**Provided data**.
____
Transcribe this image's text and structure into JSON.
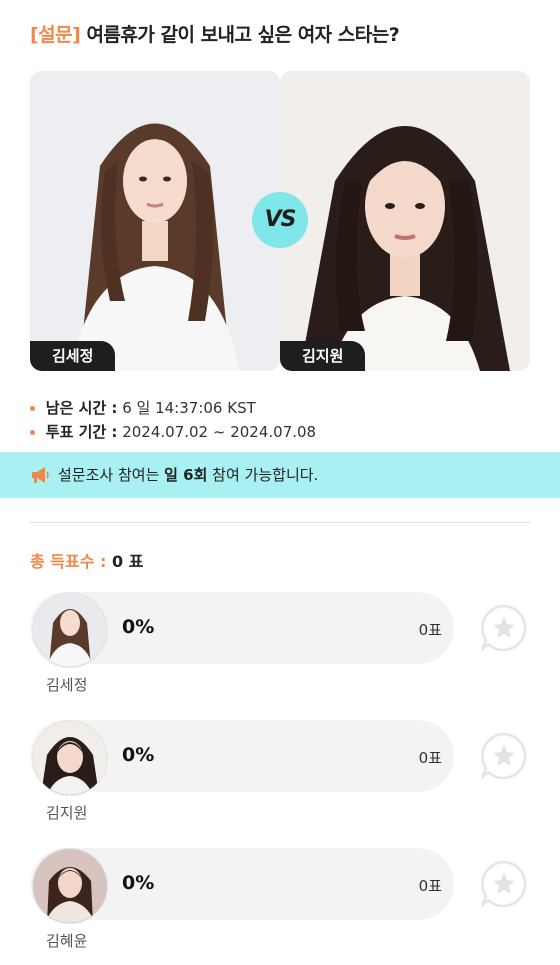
{
  "survey": {
    "tag": "[설문]",
    "question": "여름휴가 같이 보내고 싶은 여자 스타는?"
  },
  "matchup": {
    "left_name": "김세정",
    "right_name": "김지원",
    "vs_label": "VS"
  },
  "info": {
    "remaining_label": "남은 시간 :",
    "remaining_value": "6 일 14:37:06 KST",
    "period_label": "투표 기간 :",
    "period_value": "2024.07.02 ~ 2024.07.08"
  },
  "notice": {
    "prefix": "설문조사 참여는 ",
    "bold": "일 6회",
    "suffix": " 참여 가능합니다."
  },
  "total": {
    "label": "총 득표수 :",
    "value": "0 표"
  },
  "candidates": [
    {
      "name": "김세정",
      "percent": "0%",
      "votes": "0표"
    },
    {
      "name": "김지원",
      "percent": "0%",
      "votes": "0표"
    },
    {
      "name": "김혜윤",
      "percent": "0%",
      "votes": "0표"
    }
  ],
  "colors": {
    "accent": "#f0884a",
    "notice_bg": "#a9f0f2",
    "vs_bg": "#7fe6ea"
  }
}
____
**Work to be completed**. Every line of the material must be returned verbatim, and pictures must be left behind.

**Written reply**.
Transcribe this image's text and structure into JSON.
{
  "survey": {
    "tag": "[설문]",
    "question": "여름휴가 같이 보내고 싶은 여자 스타는?"
  },
  "matchup": {
    "left_name": "김세정",
    "right_name": "김지원",
    "vs_label": "VS"
  },
  "info": {
    "remaining_label": "남은 시간 :",
    "remaining_value": "6 일 14:37:06 KST",
    "period_label": "투표 기간 :",
    "period_value": "2024.07.02 ~ 2024.07.08"
  },
  "notice": {
    "prefix": "설문조사 참여는 ",
    "bold": "일 6회",
    "suffix": " 참여 가능합니다."
  },
  "total": {
    "label": "총 득표수 :",
    "value": "0 표"
  },
  "candidates": [
    {
      "name": "김세정",
      "percent": "0%",
      "votes": "0표"
    },
    {
      "name": "김지원",
      "percent": "0%",
      "votes": "0표"
    },
    {
      "name": "김혜윤",
      "percent": "0%",
      "votes": "0표"
    }
  ],
  "colors": {
    "accent": "#f0884a",
    "notice_bg": "#a9f0f2",
    "vs_bg": "#7fe6ea"
  }
}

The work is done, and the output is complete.